I often work from home, which can sometimes be so distracting-- my dogs jumping around, dirty dishes calling out to be done, my netflix right within reach.
I typically start by outlining the specific tasks I need to accomplish that day. If it's a bigger project, I will break it down into smaller steps. I think use my phone to set a timer for the work. Usually I'll set 30-45 minutes, depending on the task. I won't touch my phone, I won't respond to co-workers' chats, I won't check e-mails or news sites. I only work on the one task I have chosen until the timer goes off. When my time is up, I take a small break for myself. 10-15 minutes to walk around the block, throw in some laundry, something small.
Knowing that I'm going to get that break keeps me focused on each item until it's done, or until I've made significant progress. If you're studying you could outline tasks in a similar way: allowing a break after a certain number of pages are read or problems are solved.I find that by actively giving myself regular breaks, the work seems less difficult to get through. Hope this helps!
I find it also very helpful to have a list of all the action items I need to complete, with the priority of each one clearly set. Focus on the most important one's first. That distinction might depend several factors though, including:
- are other people or action items depending upon you finishing the action item in order for them to move forward? If yest, do these sooner than later
- is a certain deliverable really complex? If yes, it may be good to break it down into pieces and schedule time to do them in the blocks of time available to you
- is it a task you simply don't want to do, but you know you have to do it? If yes, do it sooner than later! You will then ave the pleasure and reduced stressed of having it behind you!
Being able to check off completed action items can be very motivating and encourage you to be more focused on the next item.
Your ability to focus is heavily dependent on the signal/noise ratio in your mind. Noise is sum of all the distractions you have in your current daily life. Signals are all the learnings that are there for the taking.
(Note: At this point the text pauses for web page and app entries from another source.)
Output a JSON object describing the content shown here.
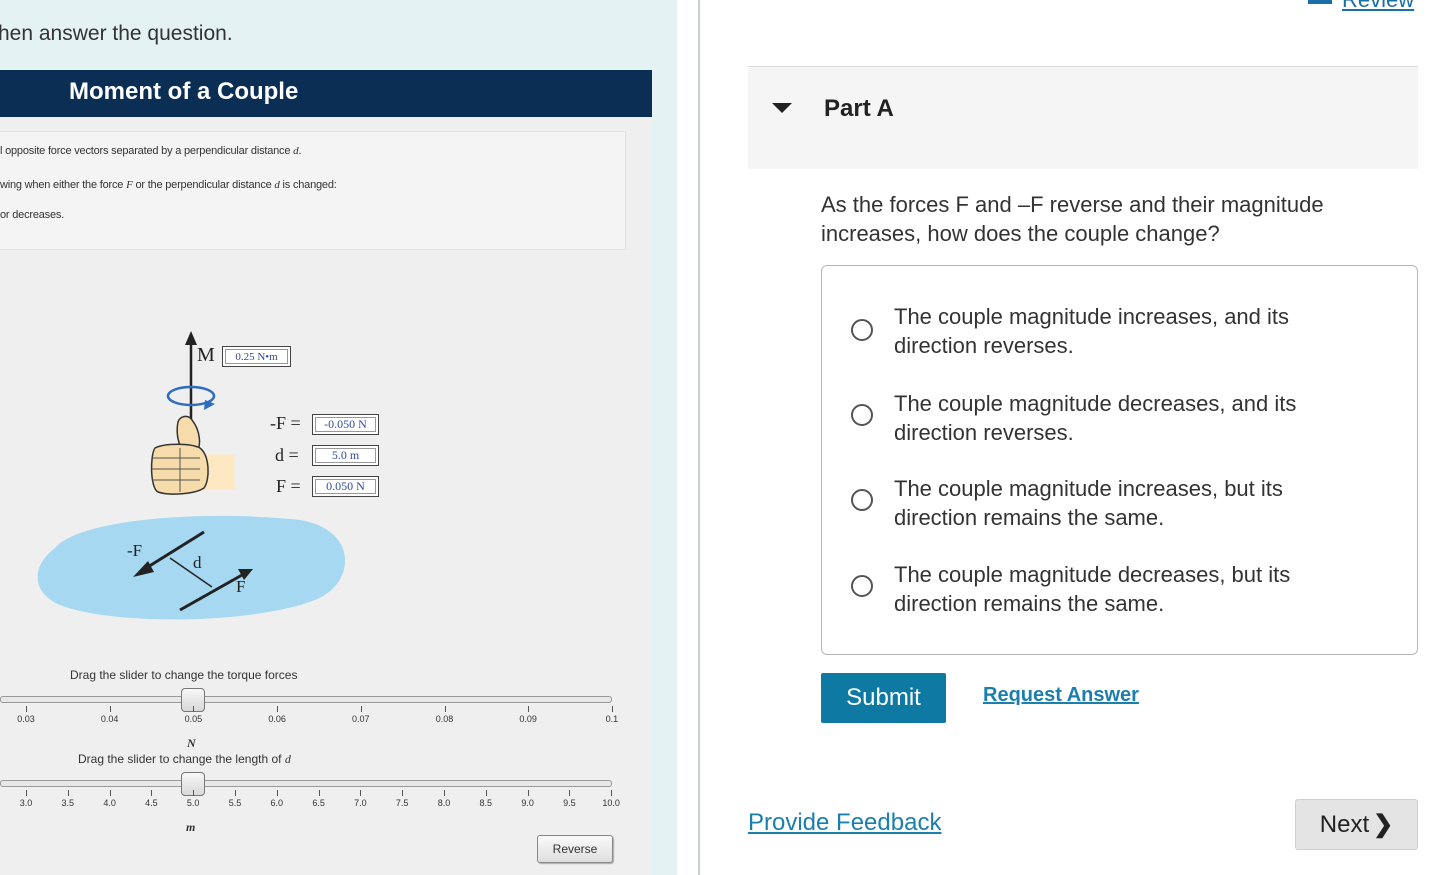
{
  "left": {
    "intro": "hen answer the question.",
    "sim_title": "Moment of a Couple",
    "desc": [
      "l opposite force vectors separated by a perpendicular distance ",
      "wing when either the force ",
      " or the perpendicular distance ",
      " is changed:",
      "or decreases."
    ],
    "desc_vars": {
      "d": "d",
      "F": "F"
    },
    "diagram": {
      "moment_label": "M",
      "moment_value": "0.25 N•m",
      "neg_force_label": "-F =",
      "neg_force_value": "-0.050 N",
      "distance_label": "d =",
      "distance_value": "5.0 m",
      "force_label": "F =",
      "force_value": "0.050 N",
      "plate_neg_force": "-F",
      "plate_distance": "d",
      "plate_force": "F"
    },
    "force_slider": {
      "caption": "Drag the slider to change the torque forces",
      "ticks": [
        "0.03",
        "0.04",
        "0.05",
        "0.06",
        "0.07",
        "0.08",
        "0.09",
        "0.1"
      ],
      "unit": "N",
      "value": 0.05
    },
    "distance_slider": {
      "caption": "Drag the slider to change the length of ",
      "caption_var": "d",
      "ticks": [
        "3.0",
        "3.5",
        "4.0",
        "4.5",
        "5.0",
        "5.5",
        "6.0",
        "6.5",
        "7.0",
        "7.5",
        "8.0",
        "8.5",
        "9.0",
        "9.5",
        "10.0"
      ],
      "unit": "m",
      "value": 5.0
    },
    "reverse_label": "Reverse"
  },
  "right": {
    "review_label": "Review",
    "part_title": "Part A",
    "question": "As the forces F and –F reverse and their magnitude increases, how does the couple change?",
    "options": [
      "The couple magnitude increases, and its direction reverses.",
      "The couple magnitude decreases, and its direction reverses.",
      "The couple magnitude increases, but its direction remains the same.",
      "The couple magnitude decreases, but its direction remains the same."
    ],
    "submit_label": "Submit",
    "request_answer_label": "Request Answer",
    "feedback_label": "Provide Feedback",
    "next_label": "Next"
  },
  "colors": {
    "header_navy": "#0b2e55",
    "submit_teal": "#0e7aa3",
    "link_blue": "#1b7fae",
    "plate_blue": "#a6d9f1"
  }
}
Your strategy should be to simply find a way to cut out the noises. here are some ways I do it
- Social Network Off Days - detox yourself from virtual worlds we are so accustomed to living in. Make it real. Interact more with the physical world. It helps
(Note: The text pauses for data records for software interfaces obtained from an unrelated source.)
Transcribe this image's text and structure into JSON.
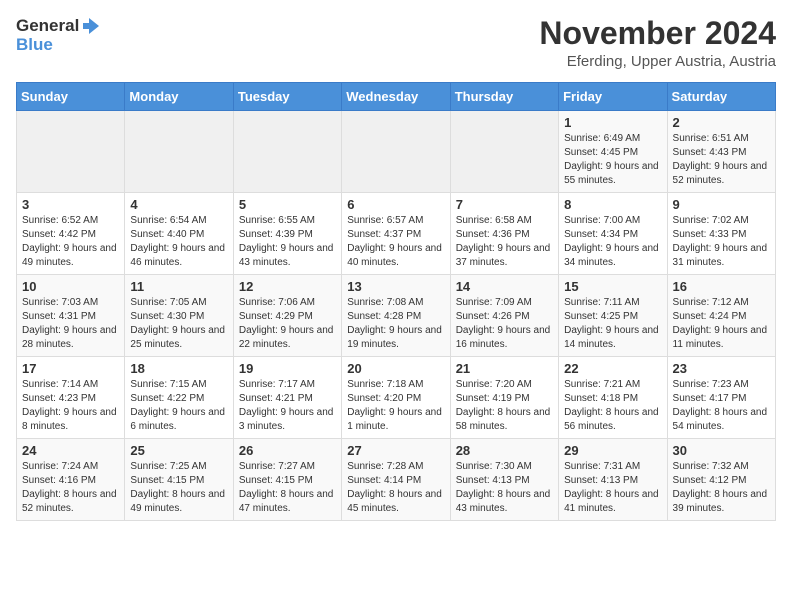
{
  "logo": {
    "general": "General",
    "blue": "Blue"
  },
  "header": {
    "title": "November 2024",
    "subtitle": "Eferding, Upper Austria, Austria"
  },
  "weekdays": [
    "Sunday",
    "Monday",
    "Tuesday",
    "Wednesday",
    "Thursday",
    "Friday",
    "Saturday"
  ],
  "weeks": [
    [
      {
        "day": "",
        "info": ""
      },
      {
        "day": "",
        "info": ""
      },
      {
        "day": "",
        "info": ""
      },
      {
        "day": "",
        "info": ""
      },
      {
        "day": "",
        "info": ""
      },
      {
        "day": "1",
        "info": "Sunrise: 6:49 AM\nSunset: 4:45 PM\nDaylight: 9 hours and 55 minutes."
      },
      {
        "day": "2",
        "info": "Sunrise: 6:51 AM\nSunset: 4:43 PM\nDaylight: 9 hours and 52 minutes."
      }
    ],
    [
      {
        "day": "3",
        "info": "Sunrise: 6:52 AM\nSunset: 4:42 PM\nDaylight: 9 hours and 49 minutes."
      },
      {
        "day": "4",
        "info": "Sunrise: 6:54 AM\nSunset: 4:40 PM\nDaylight: 9 hours and 46 minutes."
      },
      {
        "day": "5",
        "info": "Sunrise: 6:55 AM\nSunset: 4:39 PM\nDaylight: 9 hours and 43 minutes."
      },
      {
        "day": "6",
        "info": "Sunrise: 6:57 AM\nSunset: 4:37 PM\nDaylight: 9 hours and 40 minutes."
      },
      {
        "day": "7",
        "info": "Sunrise: 6:58 AM\nSunset: 4:36 PM\nDaylight: 9 hours and 37 minutes."
      },
      {
        "day": "8",
        "info": "Sunrise: 7:00 AM\nSunset: 4:34 PM\nDaylight: 9 hours and 34 minutes."
      },
      {
        "day": "9",
        "info": "Sunrise: 7:02 AM\nSunset: 4:33 PM\nDaylight: 9 hours and 31 minutes."
      }
    ],
    [
      {
        "day": "10",
        "info": "Sunrise: 7:03 AM\nSunset: 4:31 PM\nDaylight: 9 hours and 28 minutes."
      },
      {
        "day": "11",
        "info": "Sunrise: 7:05 AM\nSunset: 4:30 PM\nDaylight: 9 hours and 25 minutes."
      },
      {
        "day": "12",
        "info": "Sunrise: 7:06 AM\nSunset: 4:29 PM\nDaylight: 9 hours and 22 minutes."
      },
      {
        "day": "13",
        "info": "Sunrise: 7:08 AM\nSunset: 4:28 PM\nDaylight: 9 hours and 19 minutes."
      },
      {
        "day": "14",
        "info": "Sunrise: 7:09 AM\nSunset: 4:26 PM\nDaylight: 9 hours and 16 minutes."
      },
      {
        "day": "15",
        "info": "Sunrise: 7:11 AM\nSunset: 4:25 PM\nDaylight: 9 hours and 14 minutes."
      },
      {
        "day": "16",
        "info": "Sunrise: 7:12 AM\nSunset: 4:24 PM\nDaylight: 9 hours and 11 minutes."
      }
    ],
    [
      {
        "day": "17",
        "info": "Sunrise: 7:14 AM\nSunset: 4:23 PM\nDaylight: 9 hours and 8 minutes."
      },
      {
        "day": "18",
        "info": "Sunrise: 7:15 AM\nSunset: 4:22 PM\nDaylight: 9 hours and 6 minutes."
      },
      {
        "day": "19",
        "info": "Sunrise: 7:17 AM\nSunset: 4:21 PM\nDaylight: 9 hours and 3 minutes."
      },
      {
        "day": "20",
        "info": "Sunrise: 7:18 AM\nSunset: 4:20 PM\nDaylight: 9 hours and 1 minute."
      },
      {
        "day": "21",
        "info": "Sunrise: 7:20 AM\nSunset: 4:19 PM\nDaylight: 8 hours and 58 minutes."
      },
      {
        "day": "22",
        "info": "Sunrise: 7:21 AM\nSunset: 4:18 PM\nDaylight: 8 hours and 56 minutes."
      },
      {
        "day": "23",
        "info": "Sunrise: 7:23 AM\nSunset: 4:17 PM\nDaylight: 8 hours and 54 minutes."
      }
    ],
    [
      {
        "day": "24",
        "info": "Sunrise: 7:24 AM\nSunset: 4:16 PM\nDaylight: 8 hours and 52 minutes."
      },
      {
        "day": "25",
        "info": "Sunrise: 7:25 AM\nSunset: 4:15 PM\nDaylight: 8 hours and 49 minutes."
      },
      {
        "day": "26",
        "info": "Sunrise: 7:27 AM\nSunset: 4:15 PM\nDaylight: 8 hours and 47 minutes."
      },
      {
        "day": "27",
        "info": "Sunrise: 7:28 AM\nSunset: 4:14 PM\nDaylight: 8 hours and 45 minutes."
      },
      {
        "day": "28",
        "info": "Sunrise: 7:30 AM\nSunset: 4:13 PM\nDaylight: 8 hours and 43 minutes."
      },
      {
        "day": "29",
        "info": "Sunrise: 7:31 AM\nSunset: 4:13 PM\nDaylight: 8 hours and 41 minutes."
      },
      {
        "day": "30",
        "info": "Sunrise: 7:32 AM\nSunset: 4:12 PM\nDaylight: 8 hours and 39 minutes."
      }
    ]
  ]
}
- Meditate - over time, this is the best way to get our minds to focus on what matters most
- Goal orientedness - having goals helps us focus
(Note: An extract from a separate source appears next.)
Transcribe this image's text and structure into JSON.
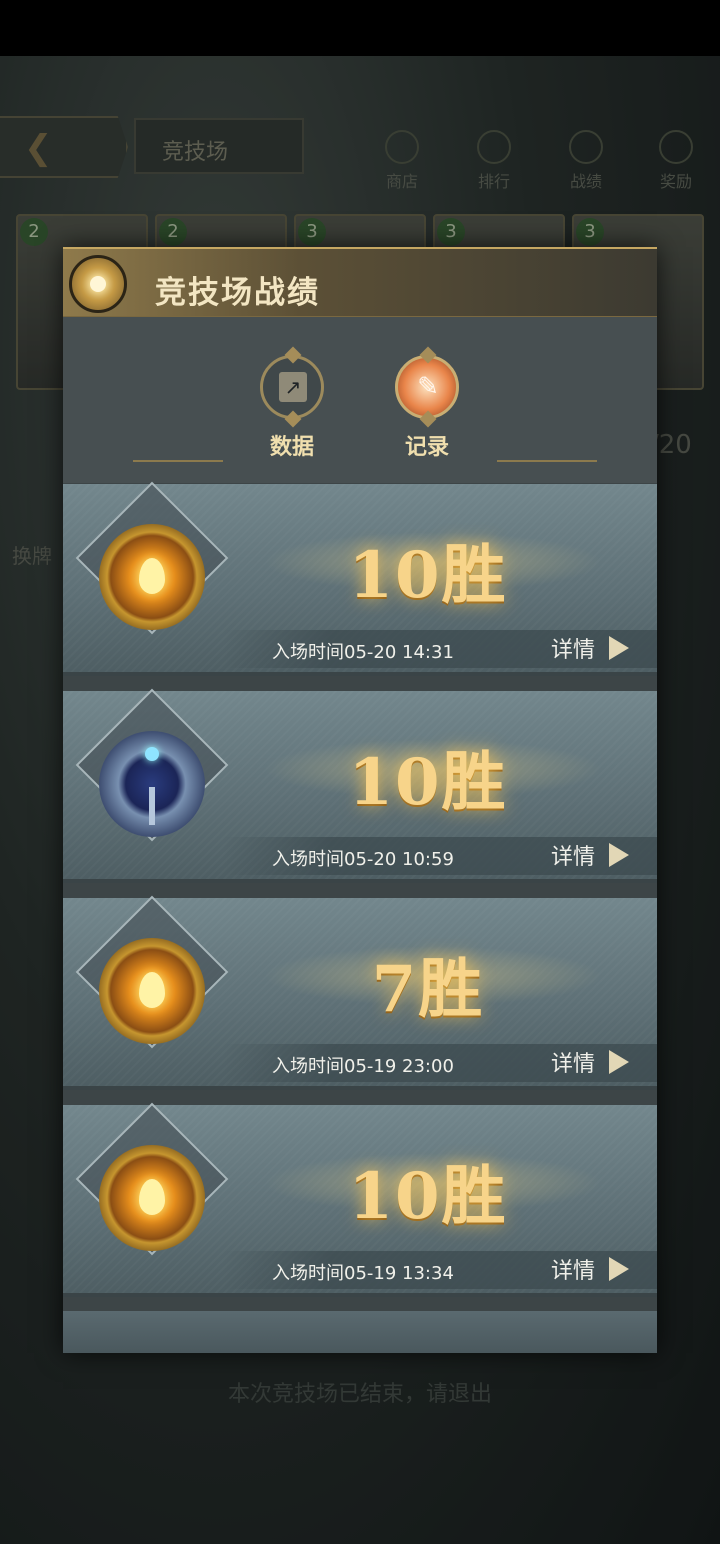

- Doing things your love - when you work on things that matter to you deeply, focus automatically comes
- Celebrate your wins - Rewarding your focused efforts is just as important.
FOCUS "really" stands for Follow One Course Until Success.
Start small and celebrate small wins, develop good habits (use habit stacking) and take a break once in a while.
- Location - a place to concentrate that is not distracting
- Time - without a schedule amount, you may have competing priorities. Personally, I find without making a specified commitment to accomplish a task, it's more difficult to find the motivation.
- Give yourself a goal for the time spent - whether its read 20 pages, or completing a fixed number of questions, or writing a number of pages, specific goals can help determine your own measure of success.
To improve your focus, try to find an area conducive to reading/studying; Maybe a quiet room in your home, a public or school library, a coffee shop, etc. where there are limited distractions. Recognize how you study best, whether its alone, with a friend, or with a group. Making flashcards or study guides can also improve your focus. Study tools like these can help you identify and remember important topics.
I would work in a quiet area where other people are focused on their own work (library, coffee shops). I would also try to limit having distractions around you and put your phone on airplane mode.